*** Opening Given data ***
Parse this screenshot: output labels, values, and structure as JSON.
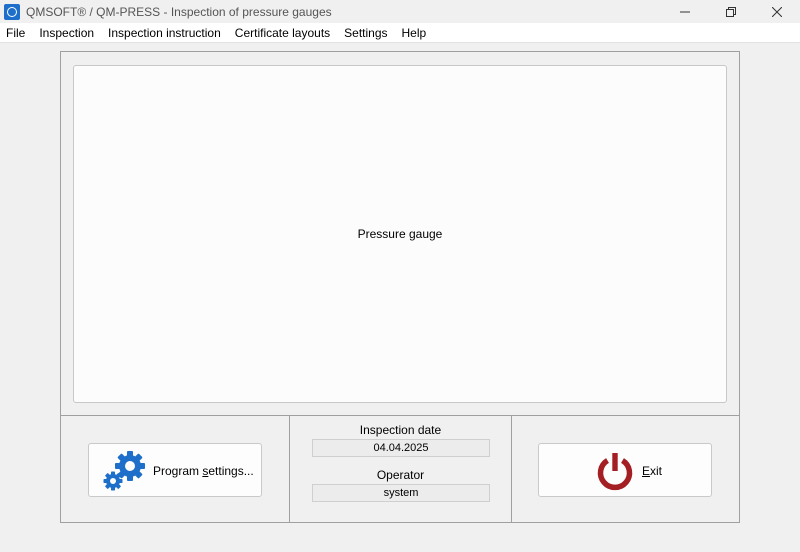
{
  "window": {
    "title": "QMSOFT® / QM-PRESS - Inspection of pressure gauges"
  },
  "menu": [
    {
      "label": "File"
    },
    {
      "label": "Inspection"
    },
    {
      "label": "Inspection instruction"
    },
    {
      "label": "Certificate layouts"
    },
    {
      "label": "Settings"
    },
    {
      "label": "Help"
    }
  ],
  "display": {
    "label": "Pressure gauge"
  },
  "buttons": {
    "settings_prefix": "Program ",
    "settings_mnemonic": "s",
    "settings_suffix": "ettings...",
    "exit_mnemonic": "E",
    "exit_suffix": "xit"
  },
  "inspection": {
    "date_label": "Inspection date",
    "date_value": "04.04.2025",
    "operator_label": "Operator",
    "operator_value": "system"
  },
  "colors": {
    "gear_blue": "#1e6fc9",
    "power_red": "#a31f24"
  }
}
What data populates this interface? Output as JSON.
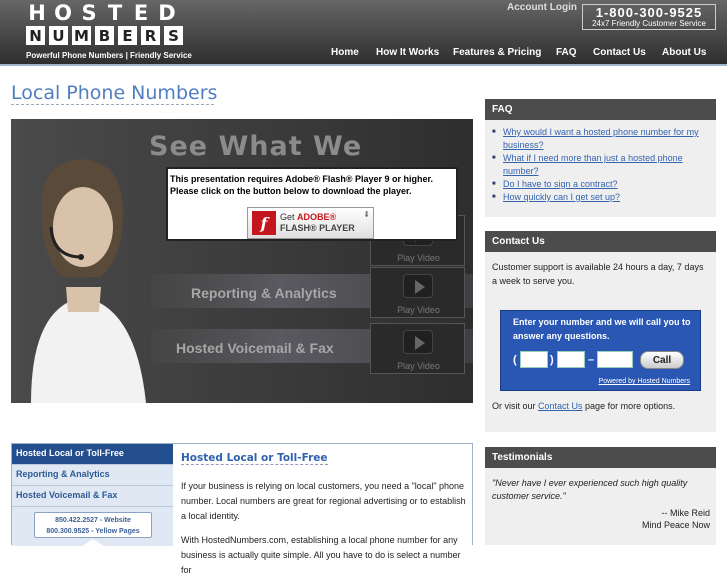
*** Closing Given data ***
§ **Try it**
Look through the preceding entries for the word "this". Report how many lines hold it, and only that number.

§ **Your response**
2